Escalating hostility between the United States and Iran is complicating travel between Europe, the Persian Gulf, the Arabian Peninsula, and North America. Even as tensions simmer, however, business aviation (BizAv) professionals are identifying new route potentials and establishing new ways to navigate airspace to continue serving their clients.
The tension so far
On June 20, Iran shot down a U.S. unmanned military aircraft. In response, the Federal Aviation Administration (FAA) issued a no-fly order covering all Iranian airspace for all civil aircraft. The FAA has concerns of potential military strikes on civilian flights, either from American or Iranian forces.
The Tehran Flight Information Region (OIIX) doesn’t cover only airspace over Iran’s landmass, however. Iranian airspace includes the Persian Gulf and the Gulf of Oman, as well as the Strait of Hormuz. This makes it challenging for many business travelers and other civilians to reach global business hubs throughout the region, including Doha, Dubai, and Abu Dhabi. In fact, United Airlines flights from New York to Mumbai are canceled indefinitely due to the flight ban.
Following precedent of past conflicts
The FAA’s emergency order applies only to U.S.-based aircraft; however, international aircraft operators are paying attention and following suit. Industry analysts suggest that the potential danger of a civilian aircraft shoot-down over Iran is real and imminent.
In fact, tensions between the U.S. and Iran have led to civilian aircraft deaths in the past. In 1988, a missile fired by American forces struck Iran Air Flight 555, killing 290 people.
More recently, Malaysia Airlines Flight 17 was struck by a missile while flying over a separatist-controlled section of Eastern Ukraine, killing 298 people. This prompted airlines and regulators across the globe to reexamine the way the civilian aviation industry handles airspace over areas of violent conflict.

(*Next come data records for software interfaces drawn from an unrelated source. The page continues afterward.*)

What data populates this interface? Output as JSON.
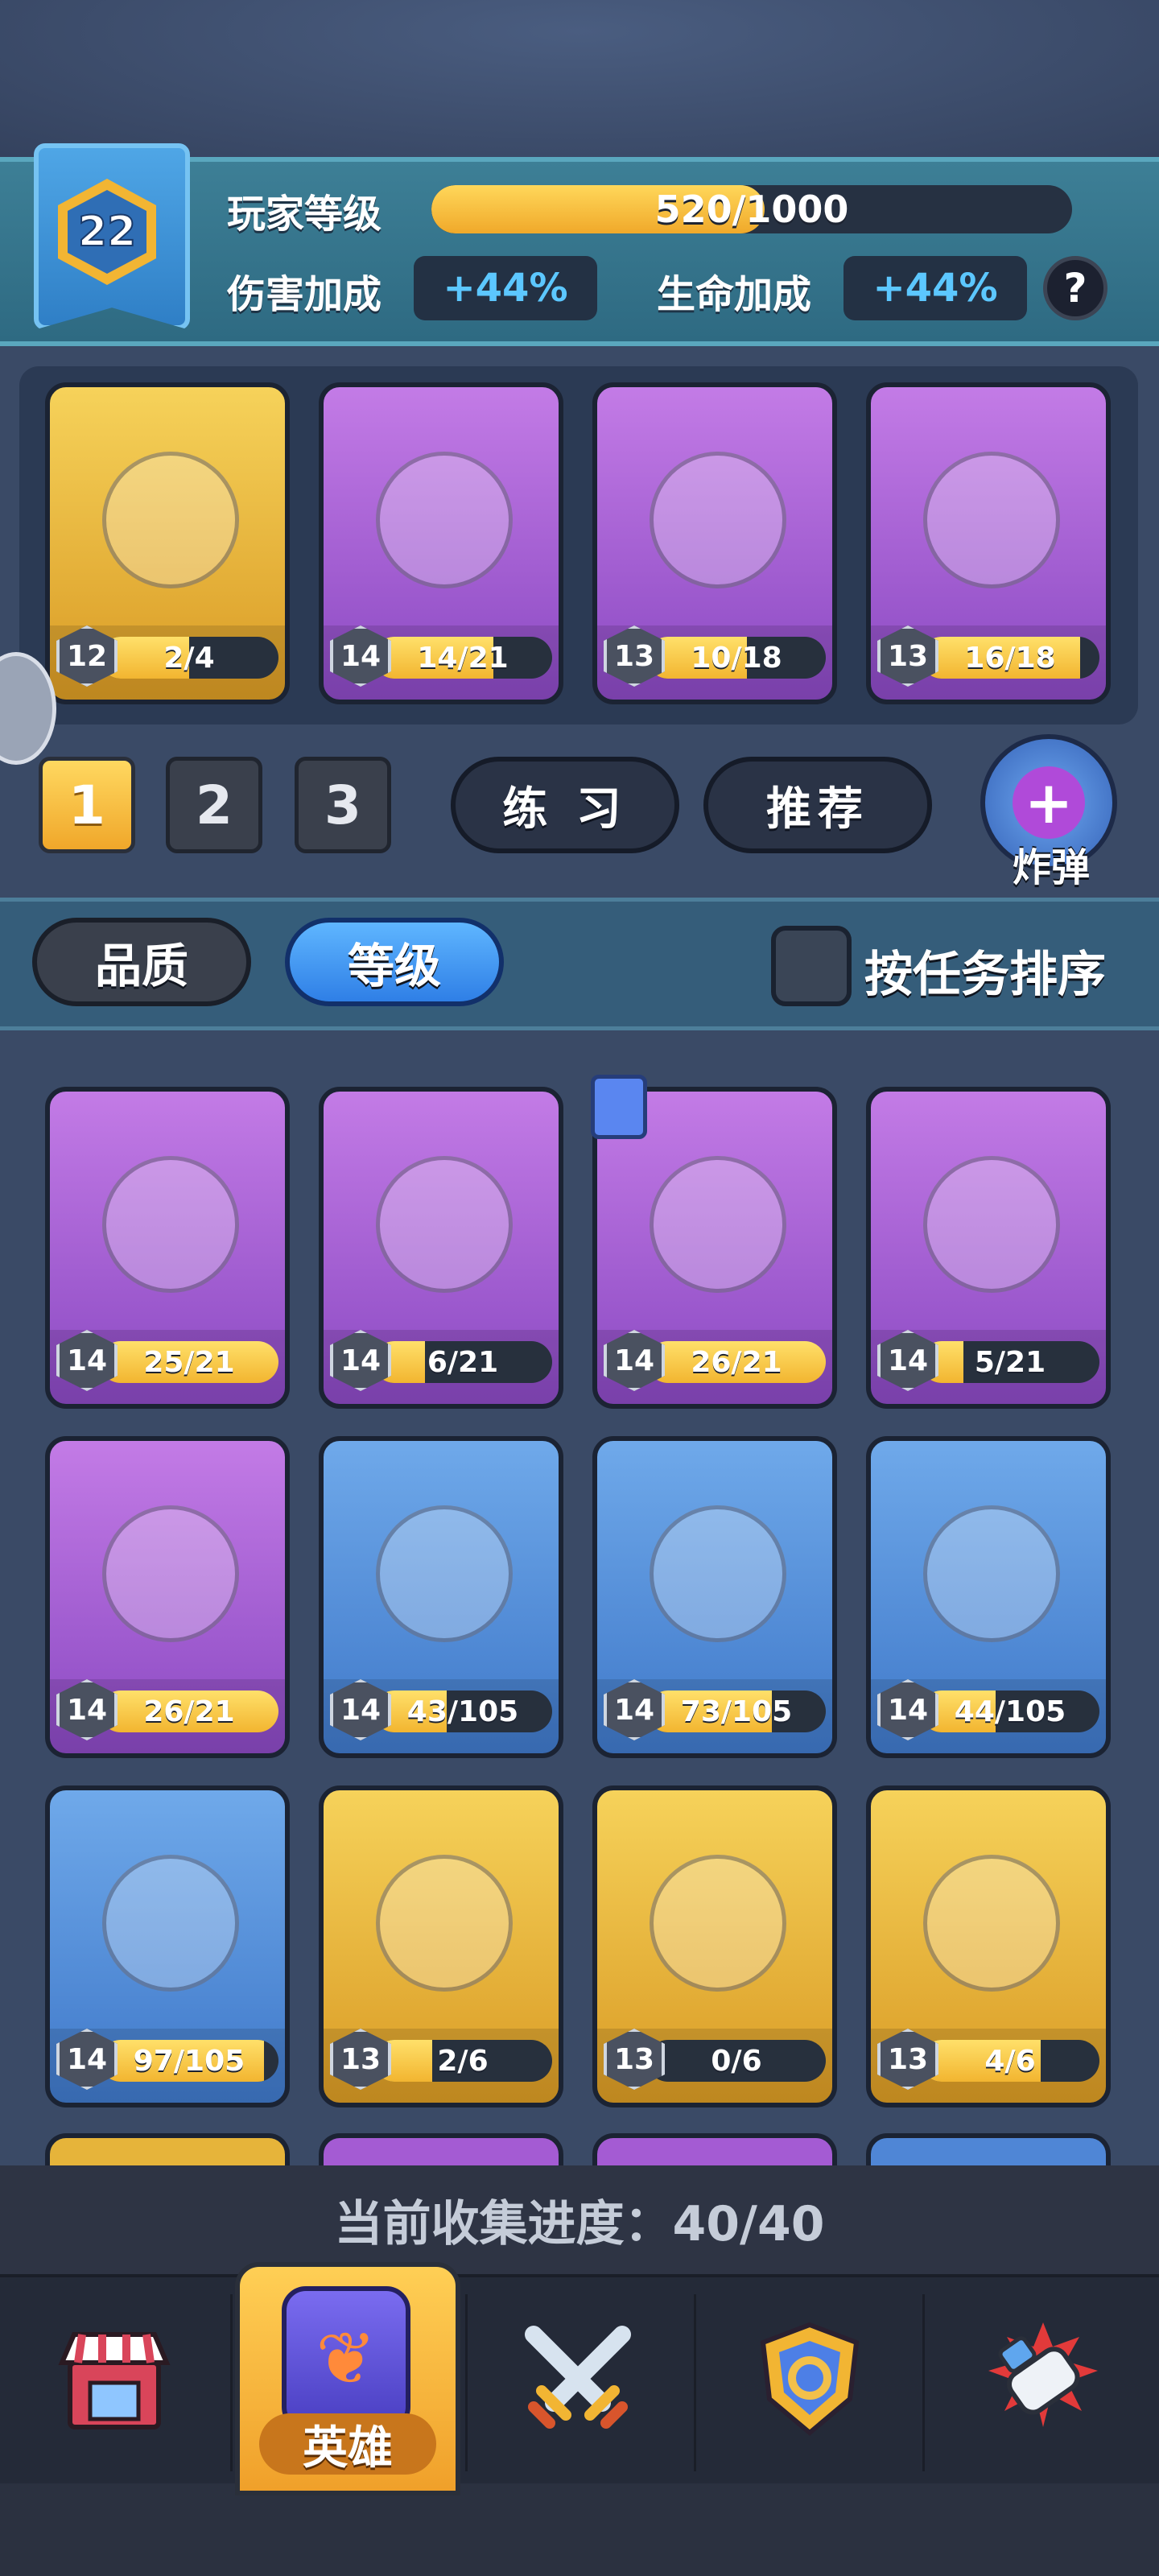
{
  "player": {
    "level": "22",
    "level_label": "玩家等级",
    "xp_text": "520/1000",
    "xp_fraction": 0.52,
    "damage_label": "伤害加成",
    "damage_value": "+44%",
    "health_label": "生命加成",
    "health_value": "+44%",
    "help_glyph": "?"
  },
  "deck": [
    {
      "level": "12",
      "progress": "2/4",
      "fraction": 0.5,
      "rarity": "gold"
    },
    {
      "level": "14",
      "progress": "14/21",
      "fraction": 0.67,
      "rarity": "purple"
    },
    {
      "level": "13",
      "progress": "10/18",
      "fraction": 0.56,
      "rarity": "purple"
    },
    {
      "level": "13",
      "progress": "16/18",
      "fraction": 0.89,
      "rarity": "purple"
    }
  ],
  "deck_slots": [
    "1",
    "2",
    "3"
  ],
  "active_slot": 0,
  "actions": {
    "practice": "练 习",
    "recommend": "推荐",
    "bomb_label": "炸弹"
  },
  "filters": {
    "quality": "品质",
    "level": "等级",
    "sort_by_task": "按任务排序"
  },
  "collection": [
    {
      "level": "14",
      "progress": "25/21",
      "fraction": 1.0,
      "rarity": "purple"
    },
    {
      "level": "14",
      "progress": "6/21",
      "fraction": 0.29,
      "rarity": "purple"
    },
    {
      "level": "14",
      "progress": "26/21",
      "fraction": 1.0,
      "rarity": "purple"
    },
    {
      "level": "14",
      "progress": "5/21",
      "fraction": 0.24,
      "rarity": "purple"
    },
    {
      "level": "14",
      "progress": "26/21",
      "fraction": 1.0,
      "rarity": "purple"
    },
    {
      "level": "14",
      "progress": "43/105",
      "fraction": 0.41,
      "rarity": "blue"
    },
    {
      "level": "14",
      "progress": "73/105",
      "fraction": 0.7,
      "rarity": "blue"
    },
    {
      "level": "14",
      "progress": "44/105",
      "fraction": 0.42,
      "rarity": "blue"
    },
    {
      "level": "14",
      "progress": "97/105",
      "fraction": 0.92,
      "rarity": "blue"
    },
    {
      "level": "13",
      "progress": "2/6",
      "fraction": 0.33,
      "rarity": "gold"
    },
    {
      "level": "13",
      "progress": "0/6",
      "fraction": 0.0,
      "rarity": "gold"
    },
    {
      "level": "13",
      "progress": "4/6",
      "fraction": 0.67,
      "rarity": "gold"
    }
  ],
  "collection_progress": "当前收集进度：40/40",
  "nav": {
    "shop_icon": "shop-icon",
    "heroes_label": "英雄",
    "battle_icon": "crossed-swords-icon",
    "clan_icon": "shield-emblem-icon",
    "events_icon": "gauntlet-icon"
  }
}
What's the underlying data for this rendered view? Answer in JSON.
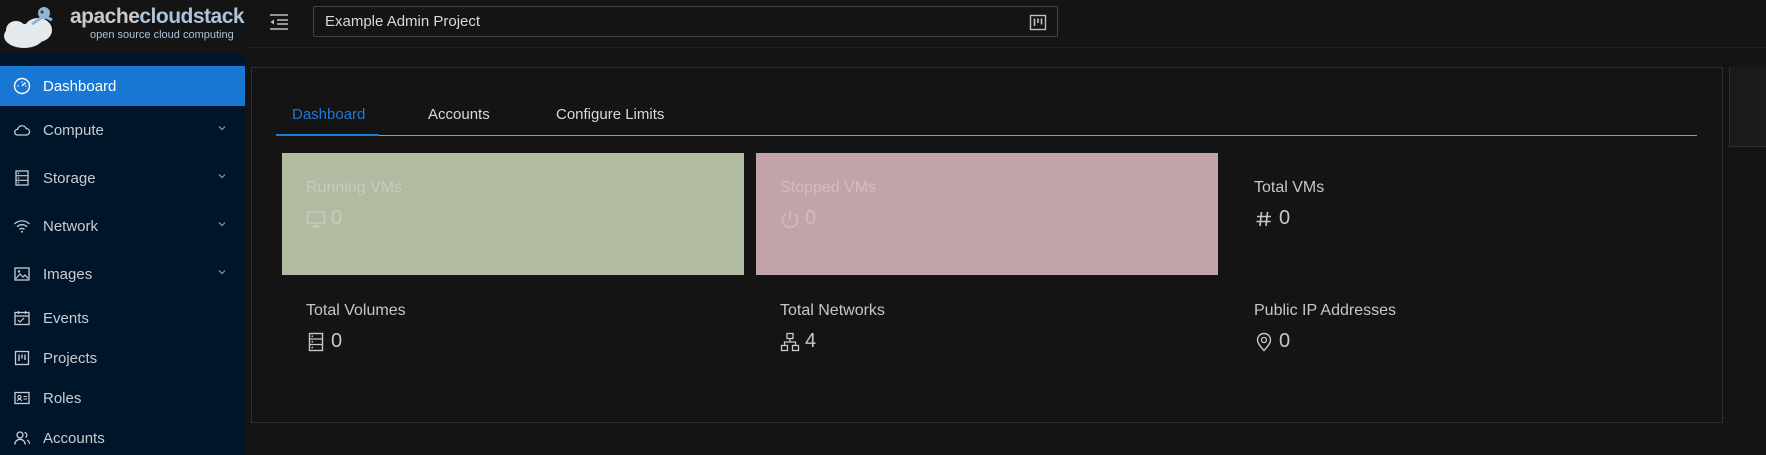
{
  "logo": {
    "brand_part1": "apache",
    "brand_part2": "cloudstack",
    "tagline": "open source cloud computing"
  },
  "header": {
    "project_name": "Example Admin Project"
  },
  "sidebar": {
    "items": [
      {
        "label": "Dashboard",
        "icon": "dashboard-icon",
        "active": true
      },
      {
        "label": "Compute",
        "icon": "cloud-icon",
        "has_children": true
      },
      {
        "label": "Storage",
        "icon": "storage-icon",
        "has_children": true
      },
      {
        "label": "Network",
        "icon": "wifi-icon",
        "has_children": true
      },
      {
        "label": "Images",
        "icon": "picture-icon",
        "has_children": true
      },
      {
        "label": "Events",
        "icon": "schedule-icon"
      },
      {
        "label": "Projects",
        "icon": "project-icon"
      },
      {
        "label": "Roles",
        "icon": "idcard-icon"
      },
      {
        "label": "Accounts",
        "icon": "team-icon"
      }
    ]
  },
  "tabs": [
    {
      "label": "Dashboard",
      "active": true
    },
    {
      "label": "Accounts"
    },
    {
      "label": "Configure Limits"
    }
  ],
  "stats": {
    "running_vms": {
      "title": "Running VMs",
      "value": "0",
      "icon": "desktop-icon",
      "color": "#b0bba1"
    },
    "stopped_vms": {
      "title": "Stopped VMs",
      "value": "0",
      "icon": "poweroff-icon",
      "color": "#c2a4a8"
    },
    "total_vms": {
      "title": "Total VMs",
      "value": "0",
      "icon": "number-icon"
    },
    "total_volumes": {
      "title": "Total Volumes",
      "value": "0",
      "icon": "database-icon"
    },
    "total_networks": {
      "title": "Total Networks",
      "value": "4",
      "icon": "apartment-icon"
    },
    "public_ips": {
      "title": "Public IP Addresses",
      "value": "0",
      "icon": "environment-icon"
    }
  },
  "colors": {
    "accent": "#1777d3",
    "sidebar_bg": "#001529",
    "page_bg": "#141414"
  }
}
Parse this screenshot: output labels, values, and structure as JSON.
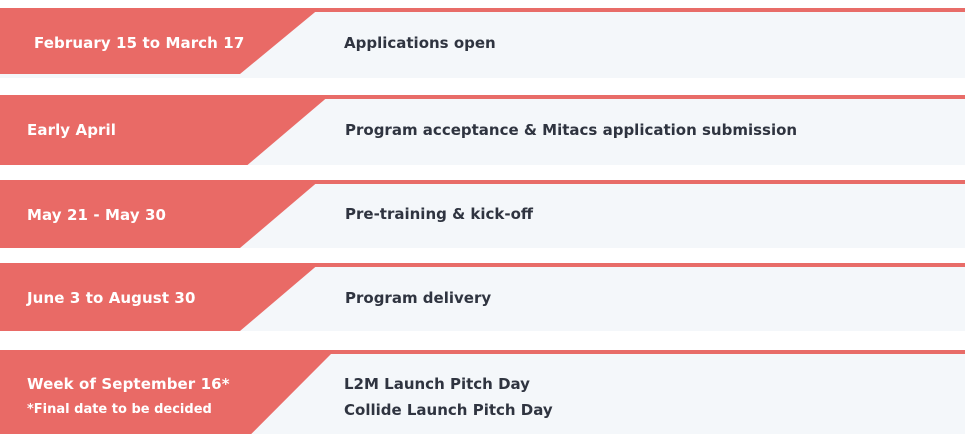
{
  "timeline": {
    "accent_color": "#e96a66",
    "background_color": "#f4f7fa",
    "rows": [
      {
        "date": "February 15  to March 17",
        "events": [
          "Applications open"
        ]
      },
      {
        "date": "Early April",
        "events": [
          "Program acceptance & Mitacs application submission"
        ]
      },
      {
        "date": "May 21 - May 30",
        "events": [
          "Pre-training & kick-off"
        ]
      },
      {
        "date": "June 3 to August 30",
        "events": [
          "Program delivery"
        ]
      },
      {
        "date": "Week of September 16*",
        "date_note": "*Final date to be decided",
        "events": [
          "L2M Launch Pitch Day",
          "Collide Launch Pitch Day"
        ]
      }
    ]
  }
}
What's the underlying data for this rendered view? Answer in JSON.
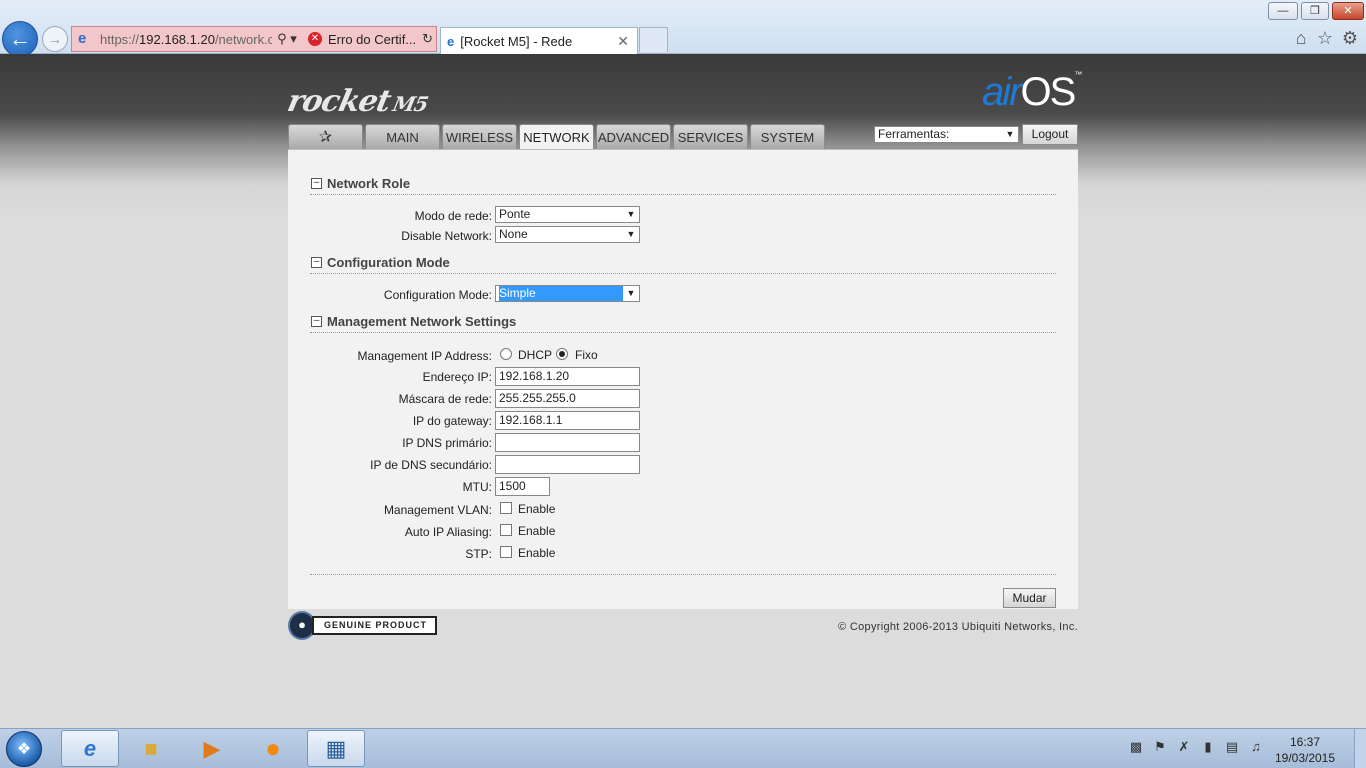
{
  "browser": {
    "url_base": "https://",
    "url_host": "192.168.1.20",
    "url_path": "/network.cgi",
    "cert_error": "Erro do Certif...",
    "tab_title": "[Rocket M5] - Rede"
  },
  "branding": {
    "product": "rocket",
    "model": "M5",
    "os_air": "air",
    "os_os": "OS",
    "tm": "™"
  },
  "nav": {
    "tabs": [
      "MAIN",
      "WIRELESS",
      "NETWORK",
      "ADVANCED",
      "SERVICES",
      "SYSTEM"
    ],
    "active": "NETWORK",
    "tools_select": "Ferramentas:",
    "logout": "Logout"
  },
  "sections": {
    "network_role": "Network Role",
    "config_mode": "Configuration Mode",
    "mgmt": "Management Network Settings"
  },
  "form": {
    "modo_label": "Modo de rede:",
    "modo_value": "Ponte",
    "disable_label": "Disable Network:",
    "disable_value": "None",
    "config_label": "Configuration Mode:",
    "config_value": "Simple",
    "mgmt_ip_label": "Management IP Address:",
    "dhcp": "DHCP",
    "fixo": "Fixo",
    "endereco_label": "Endereço IP:",
    "endereco_value": "192.168.1.20",
    "mascara_label": "Máscara de rede:",
    "mascara_value": "255.255.255.0",
    "gateway_label": "IP do gateway:",
    "gateway_value": "192.168.1.1",
    "dns1_label": "IP DNS primário:",
    "dns1_value": "",
    "dns2_label": "IP de DNS secundário:",
    "dns2_value": "",
    "mtu_label": "MTU:",
    "mtu_value": "1500",
    "vlan_label": "Management VLAN:",
    "alias_label": "Auto IP Aliasing:",
    "stp_label": "STP:",
    "enable": "Enable",
    "apply": "Mudar"
  },
  "footer": {
    "genuine": "GENUINE PRODUCT",
    "copyright": "© Copyright 2006-2013 Ubiquiti Networks, Inc."
  },
  "taskbar": {
    "time": "16:37",
    "date": "19/03/2015"
  }
}
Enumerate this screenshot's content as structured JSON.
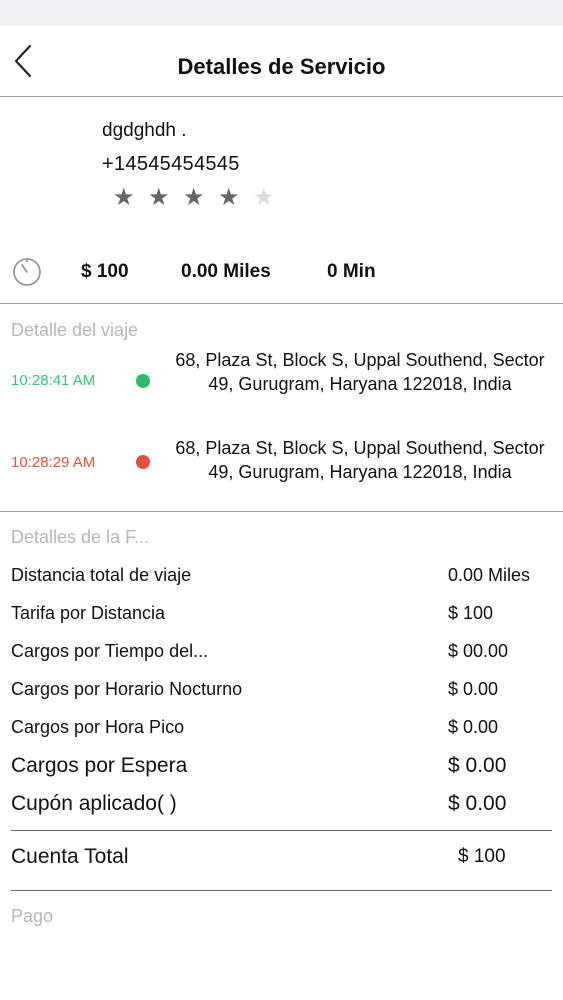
{
  "header": {
    "title": "Detalles de Servicio",
    "back_icon": "chevron-left-icon"
  },
  "driver": {
    "name": "dgdghdh .",
    "phone": "+14545454545",
    "rating": 4,
    "rating_max": 5
  },
  "summary": {
    "amount": "$ 100",
    "distance": "0.00 Miles",
    "duration": "0 Min"
  },
  "trip": {
    "title": "Detalle del viaje",
    "pickup": {
      "time": "10:28:41 AM",
      "address": "68, Plaza St, Block S, Uppal Southend, Sector 49, Gurugram, Haryana 122018, India",
      "color": "#2fb86a"
    },
    "dropoff": {
      "time": "10:28:29 AM",
      "address": "68, Plaza St, Block S, Uppal Southend, Sector 49, Gurugram, Haryana 122018, India",
      "color": "#e2503d"
    }
  },
  "fare": {
    "title": "Detalles de la F...",
    "rows": [
      {
        "label": "Distancia total de viaje",
        "value": "0.00 Miles"
      },
      {
        "label": "Tarifa por Distancia",
        "value": "$ 100"
      },
      {
        "label": "Cargos por Tiempo del...",
        "value": "$ 00.00"
      },
      {
        "label": "Cargos por Horario Nocturno",
        "value": "$ 0.00"
      },
      {
        "label": "Cargos por Hora Pico",
        "value": "$ 0.00"
      },
      {
        "label": "Cargos por Espera",
        "value": "$ 0.00"
      },
      {
        "label": "Cupón aplicado( )",
        "value": "$ 0.00"
      }
    ],
    "total_label": "Cuenta Total",
    "total_value": "$ 100"
  },
  "payment": {
    "title": "Pago"
  }
}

Middle Eastern airspace is already heavily congested and severely restricted. Flights between Europe, Eastern North America, and Asia pass over the Middle East. Ongoing conflicts and political rivalries have restricted the use of airspace over countries such as Syria and Yemen for the past several years.
Responding and preparing for detours
Both commercial airlines and BizAv industries are adapting to rising tensions in the region and preparing for the possibility of future conflict.
Many internationally based aircraft are avoiding airspace in the strategically important area of Southern Iran surrounding the Persian Gulf and the Strait of Hormuz, while continuing to fly into Tehran and fly over Northern Iran.
Meanwhile, other aircraft are avoiding airspace within the Tehran OIIX altogether. These flights are using alternative, longer routes over Israel, Jordan, and Saudi Arabia — or over the Caspian Sea and Turkmenistan.
Regardless of the origin and destination of your BizAv flight, the safety of your crew and passengers are of the utmost importance. Following FAA guidance, as well as staying on top of global affairs, will help prepare you to make safe business travel decisions.